This flexibility and resilience in the face of change has not happened in a vacuum. Lately, whenever something is different, Pamela tells us about it. Steve drove home with a loaner on Monday since his car is in the shop. We have three cars: red, black, and gray. Pamela saw the gray loaner, laughed and said, "Two gray cars! Different one." When she decides to do something different, like stay home while I shop, she announces, "Pamela stays home. Different one!" Sometimes, she walks into a room backwards and says, "I'm going backwards! Different!" With her eye for pattern, she has always noticed differences, but now she is able to embrace them, even when that means a sudden and unexpected change about something important to her.
While we are still working through her anxiety over Steve's schedule, she continues to have milder and shorter outbursts when Steve goes to work late (usually because he gets tied up in phone calls or urgent emails before he can slip out of the house). Last Tuesday, we went to co-op, arrived home at about 11:30, and spotted Steve in the driveway, starting to back out. I laughed and passed it off lightly like we caught him doing something naughty. "Look at Dad. He is so busted! He is late for work . . ." Pamela caught my silly spirit and giggled. Steve waved to her sheepishly as our cars passed each other. She smiled and waved back.
This morning, I was cleaning the "office" where Pamela was watching television. I was dusting behind the television stand and accidentally turned off the power strip. I immediately told her, "Uh, oh! I turned off the switch. I'm sorry! It's okay! I just turned it back on!" Pamela was cool as can be. She turned on the television and cable box.
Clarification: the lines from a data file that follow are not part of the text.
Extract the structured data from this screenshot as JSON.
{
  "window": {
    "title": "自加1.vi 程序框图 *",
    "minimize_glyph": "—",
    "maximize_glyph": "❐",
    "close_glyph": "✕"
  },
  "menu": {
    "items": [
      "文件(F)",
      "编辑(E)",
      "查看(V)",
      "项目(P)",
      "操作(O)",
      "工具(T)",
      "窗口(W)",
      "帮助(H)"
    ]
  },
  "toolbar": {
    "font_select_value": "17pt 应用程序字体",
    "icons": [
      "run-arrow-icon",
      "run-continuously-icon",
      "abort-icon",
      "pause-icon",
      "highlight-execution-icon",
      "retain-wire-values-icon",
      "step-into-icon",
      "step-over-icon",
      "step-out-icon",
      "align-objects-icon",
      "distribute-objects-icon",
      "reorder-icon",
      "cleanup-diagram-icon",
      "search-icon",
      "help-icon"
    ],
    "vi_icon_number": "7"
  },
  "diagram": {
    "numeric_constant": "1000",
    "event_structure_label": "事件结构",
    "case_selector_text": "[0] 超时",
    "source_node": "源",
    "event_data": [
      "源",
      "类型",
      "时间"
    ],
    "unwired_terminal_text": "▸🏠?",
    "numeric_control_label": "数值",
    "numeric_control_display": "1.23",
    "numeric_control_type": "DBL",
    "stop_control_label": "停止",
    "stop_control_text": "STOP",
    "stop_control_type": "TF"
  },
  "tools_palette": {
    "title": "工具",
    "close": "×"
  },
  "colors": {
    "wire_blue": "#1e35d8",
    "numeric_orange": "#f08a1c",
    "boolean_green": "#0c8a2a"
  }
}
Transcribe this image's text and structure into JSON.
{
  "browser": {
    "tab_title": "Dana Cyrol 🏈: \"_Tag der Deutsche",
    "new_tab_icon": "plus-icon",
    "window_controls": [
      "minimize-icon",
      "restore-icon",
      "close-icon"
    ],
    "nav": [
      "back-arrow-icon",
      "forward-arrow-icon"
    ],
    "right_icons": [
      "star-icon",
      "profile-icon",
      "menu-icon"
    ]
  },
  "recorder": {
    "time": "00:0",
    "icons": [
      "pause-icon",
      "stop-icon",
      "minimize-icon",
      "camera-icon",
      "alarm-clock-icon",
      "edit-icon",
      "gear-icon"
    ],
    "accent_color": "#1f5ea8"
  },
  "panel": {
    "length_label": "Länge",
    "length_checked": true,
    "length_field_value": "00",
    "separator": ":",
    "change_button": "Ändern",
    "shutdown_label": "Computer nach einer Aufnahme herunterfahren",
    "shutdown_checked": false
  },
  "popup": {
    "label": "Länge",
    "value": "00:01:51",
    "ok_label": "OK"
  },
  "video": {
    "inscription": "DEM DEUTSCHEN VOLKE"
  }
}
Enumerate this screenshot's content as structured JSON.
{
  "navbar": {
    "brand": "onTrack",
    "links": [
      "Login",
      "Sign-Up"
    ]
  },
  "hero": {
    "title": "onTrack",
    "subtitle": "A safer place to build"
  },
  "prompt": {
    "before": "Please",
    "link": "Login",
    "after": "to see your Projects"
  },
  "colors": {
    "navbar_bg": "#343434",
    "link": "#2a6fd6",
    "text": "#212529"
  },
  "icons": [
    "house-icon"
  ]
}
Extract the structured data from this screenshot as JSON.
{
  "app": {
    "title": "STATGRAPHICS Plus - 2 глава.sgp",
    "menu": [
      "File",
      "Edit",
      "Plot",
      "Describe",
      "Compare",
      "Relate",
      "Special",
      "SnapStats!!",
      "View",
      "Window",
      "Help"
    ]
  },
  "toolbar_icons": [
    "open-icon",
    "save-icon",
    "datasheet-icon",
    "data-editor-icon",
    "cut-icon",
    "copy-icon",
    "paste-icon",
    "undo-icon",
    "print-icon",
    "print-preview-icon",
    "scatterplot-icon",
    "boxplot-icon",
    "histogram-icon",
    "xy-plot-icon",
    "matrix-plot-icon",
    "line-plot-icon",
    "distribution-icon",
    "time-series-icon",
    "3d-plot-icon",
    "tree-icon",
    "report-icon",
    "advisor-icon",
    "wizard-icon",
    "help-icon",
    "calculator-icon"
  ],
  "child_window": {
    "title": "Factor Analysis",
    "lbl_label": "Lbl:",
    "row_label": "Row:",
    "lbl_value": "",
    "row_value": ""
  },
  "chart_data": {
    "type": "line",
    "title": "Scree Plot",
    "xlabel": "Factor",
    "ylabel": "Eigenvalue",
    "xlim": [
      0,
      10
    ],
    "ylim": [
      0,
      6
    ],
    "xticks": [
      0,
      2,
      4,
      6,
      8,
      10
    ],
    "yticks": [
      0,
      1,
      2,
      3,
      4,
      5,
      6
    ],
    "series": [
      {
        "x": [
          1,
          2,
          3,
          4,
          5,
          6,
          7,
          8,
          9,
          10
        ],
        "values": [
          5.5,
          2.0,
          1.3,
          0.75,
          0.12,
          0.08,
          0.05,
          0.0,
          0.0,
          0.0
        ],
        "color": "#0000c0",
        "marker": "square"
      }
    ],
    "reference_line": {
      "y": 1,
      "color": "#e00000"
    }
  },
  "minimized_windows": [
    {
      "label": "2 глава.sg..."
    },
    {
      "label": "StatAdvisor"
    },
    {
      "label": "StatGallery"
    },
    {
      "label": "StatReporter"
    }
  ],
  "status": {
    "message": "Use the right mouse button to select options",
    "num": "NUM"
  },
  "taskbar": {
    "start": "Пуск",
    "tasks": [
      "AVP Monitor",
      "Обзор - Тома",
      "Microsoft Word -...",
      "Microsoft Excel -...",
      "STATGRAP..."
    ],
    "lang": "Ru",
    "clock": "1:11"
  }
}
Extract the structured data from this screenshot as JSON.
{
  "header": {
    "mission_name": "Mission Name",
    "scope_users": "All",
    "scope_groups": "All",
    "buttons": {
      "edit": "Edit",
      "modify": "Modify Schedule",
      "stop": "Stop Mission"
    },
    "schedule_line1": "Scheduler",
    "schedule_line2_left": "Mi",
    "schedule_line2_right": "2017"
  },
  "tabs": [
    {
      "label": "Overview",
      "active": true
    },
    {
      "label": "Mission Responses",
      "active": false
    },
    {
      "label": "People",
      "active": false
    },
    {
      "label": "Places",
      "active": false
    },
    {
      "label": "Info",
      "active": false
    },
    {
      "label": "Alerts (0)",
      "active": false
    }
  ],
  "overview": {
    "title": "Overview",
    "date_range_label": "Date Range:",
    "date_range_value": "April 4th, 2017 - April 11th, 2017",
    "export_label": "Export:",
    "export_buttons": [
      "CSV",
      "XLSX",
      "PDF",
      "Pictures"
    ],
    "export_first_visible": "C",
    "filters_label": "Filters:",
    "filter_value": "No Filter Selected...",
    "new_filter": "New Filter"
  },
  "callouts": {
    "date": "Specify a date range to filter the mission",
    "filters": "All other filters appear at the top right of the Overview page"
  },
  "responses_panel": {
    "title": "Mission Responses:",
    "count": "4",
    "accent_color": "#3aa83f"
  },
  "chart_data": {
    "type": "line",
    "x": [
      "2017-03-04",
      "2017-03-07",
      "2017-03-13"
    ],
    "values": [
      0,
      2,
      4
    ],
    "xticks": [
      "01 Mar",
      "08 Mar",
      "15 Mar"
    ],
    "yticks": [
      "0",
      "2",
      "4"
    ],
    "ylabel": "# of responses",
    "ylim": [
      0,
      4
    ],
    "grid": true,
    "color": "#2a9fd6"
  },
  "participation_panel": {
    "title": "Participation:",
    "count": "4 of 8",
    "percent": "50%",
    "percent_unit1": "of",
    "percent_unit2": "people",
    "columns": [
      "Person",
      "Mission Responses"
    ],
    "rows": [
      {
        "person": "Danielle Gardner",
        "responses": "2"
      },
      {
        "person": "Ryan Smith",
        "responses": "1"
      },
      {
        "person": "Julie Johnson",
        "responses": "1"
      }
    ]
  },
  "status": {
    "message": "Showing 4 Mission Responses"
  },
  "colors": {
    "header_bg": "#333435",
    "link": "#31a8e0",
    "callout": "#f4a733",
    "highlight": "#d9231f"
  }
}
Even when she saw the "No video input" alert flashing on the television, she looked down at the cable box and said, "Booting up!" It took a good ten minutes for the cable to reboot and Pamela spent that time calmly writing in her journal! Again, no fuss, no tears, no drama!